What has the union or co-operative that you’re part of contributed in helping the informal workers amid this pandemic?
“We worked on direct awareness with Miss Awadia Koko a month ago, we reached around 10,000 women and were able to distribute a good number of sanitizers, due to the financial assistance we received from Haggar Foundation. Those 10,000 are besides the members of the union, who have also been exposed to the health precautions instructions and were supplied with sanitizers.

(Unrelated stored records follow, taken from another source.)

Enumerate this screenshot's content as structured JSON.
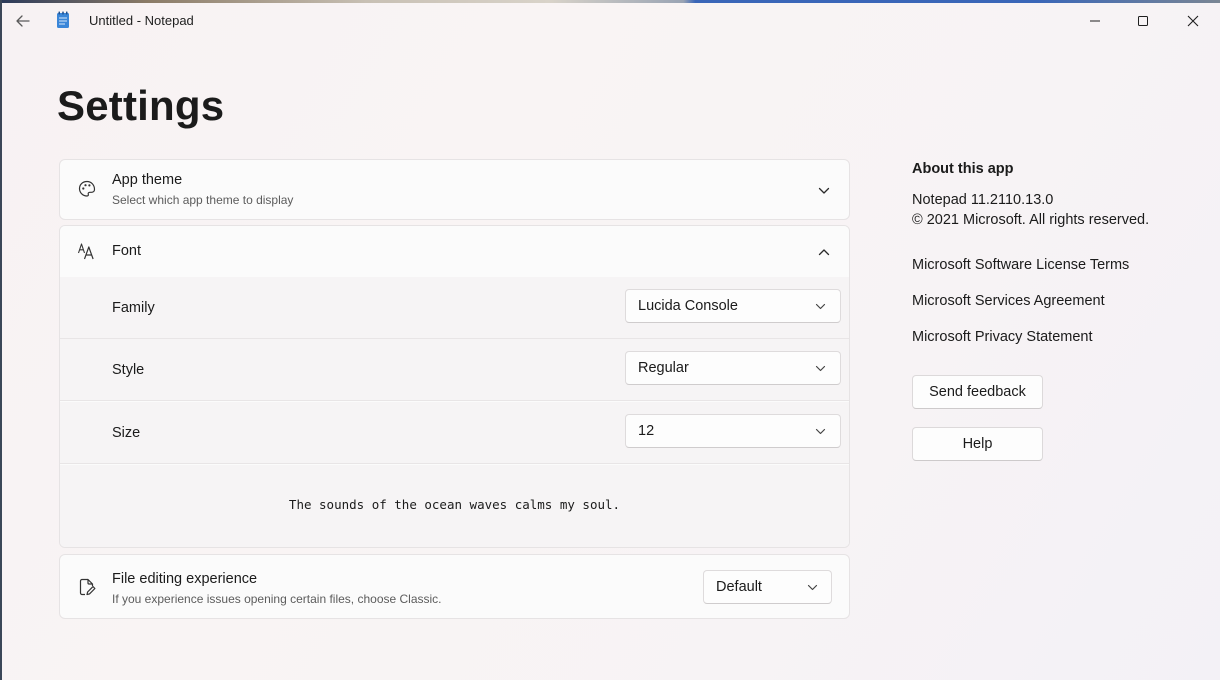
{
  "window": {
    "title": "Untitled - Notepad"
  },
  "page": {
    "title": "Settings"
  },
  "app_theme": {
    "title": "App theme",
    "subtitle": "Select which app theme to display",
    "expanded": false
  },
  "font": {
    "title": "Font",
    "expanded": true,
    "rows": [
      {
        "label": "Family",
        "value": "Lucida Console"
      },
      {
        "label": "Style",
        "value": "Regular"
      },
      {
        "label": "Size",
        "value": "12"
      }
    ],
    "preview_text": "The sounds of the ocean waves calms my soul."
  },
  "file_editing": {
    "title": "File editing experience",
    "subtitle": "If you experience issues opening certain files, choose Classic.",
    "value": "Default"
  },
  "about": {
    "title": "About this app",
    "version": "Notepad 11.2110.13.0",
    "copyright": "© 2021 Microsoft. All rights reserved.",
    "links": [
      "Microsoft Software License Terms",
      "Microsoft Services Agreement",
      "Microsoft Privacy Statement"
    ],
    "feedback_button": "Send feedback",
    "help_button": "Help"
  },
  "icons": {
    "back": "back-arrow-icon",
    "app": "notepad-icon",
    "minimize": "minimize-icon",
    "maximize": "maximize-icon",
    "close": "close-icon",
    "theme": "palette-icon",
    "font": "font-icon",
    "file": "file-edit-icon"
  },
  "colors": {
    "notepad_icon_blue": "#3a86d8"
  }
}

Our efforts and supplies still remain insufficient in comparison with the magnitude of women this sector contains, the amount that we were able to get hold of for general supplies aid summed to 100,000 SDG, which was mostly prioritized for medicinal supplies, and still ran short to the actual need the women have. We were promised to receive mitigation food supplies that we can disperse in the union by the ministry of social welfare, but so far nothing has happened. The situation is very challenging, every day, I get more than 500 women knocking on my door telling me how the situation is harder, now that they’re not working, and inquiring about the delivery of the promised supplies. They help each other out by sharing meals and what so, but their livelihood has deteriorated to an extent that you can never imagine.”
Do you know of any other stakeholders that have provided any kind of support for the female informal sector during this pandemic? If yes, who are they and how did they help them?
“I know of Qatar foundation, and of course, Miss Awadia Koko is quick to report all issues relevant to informal workers to higher authorities, like she did with the sovereign council. We received help from Haggar foundation when the coronavirus initially broke, and I’m also aware that Tetal soap company worked on awareness and the provision of washing soap for informal female workers.”
Currently, how do you think civil society or the government can help ease the situation for informal workers in Sudan amid the current events?
“There’s only two things, we’re a very huge social segment, and we’re in major need for food supplies. Merely getting the food supplies can relieve a lot of difficulties we face.”
What message would you like to send to society, and is there anything else you would like to add.
“I would firstly like to say that the women’s cooperatives union was going to be dissolved under the new government’s measures to dissolve such bodies. However, a letter was sent from the council of ministers requesting that the union gets excluded from this activity, as we constitute a very large segment from the society. They were also planning to establish a new governing committee, but Ostaza Awadia remained in position, due to us being a non-politically affiliated body. One of the basic principles the body stands for, is that it remains a politically neutral body, that doesn’t discriminate according to any kind of criteria, whether it be religion, race or political affiliation. As a member of the union you are free to exercise your own political activities, but in an independent manner.
I would also like to direct a message to any tea or food seller or any unorganized business owner, that you need to take into consideration your safety and your family’s safety. Stay aware that if you leave the house amid this pandemic, how many people you’re losing behind, you’re losing yourself, your children, your community and everyone in your environment. You’re viable to inflict harm in anywhere you go. Remember God, The Almighty is capable of making our lives easier, God says in Quran
“(51:56) And I did not create the jinn and mankind except to worship Me”.Quran
If we stay home and pray, our sustenance will find it’s way to us, 3 weeks isn’t a lot, we were patient for more than 30 years, were patient during the sit-in in front of the military HQ, all we have to do now is to stay home and patient.”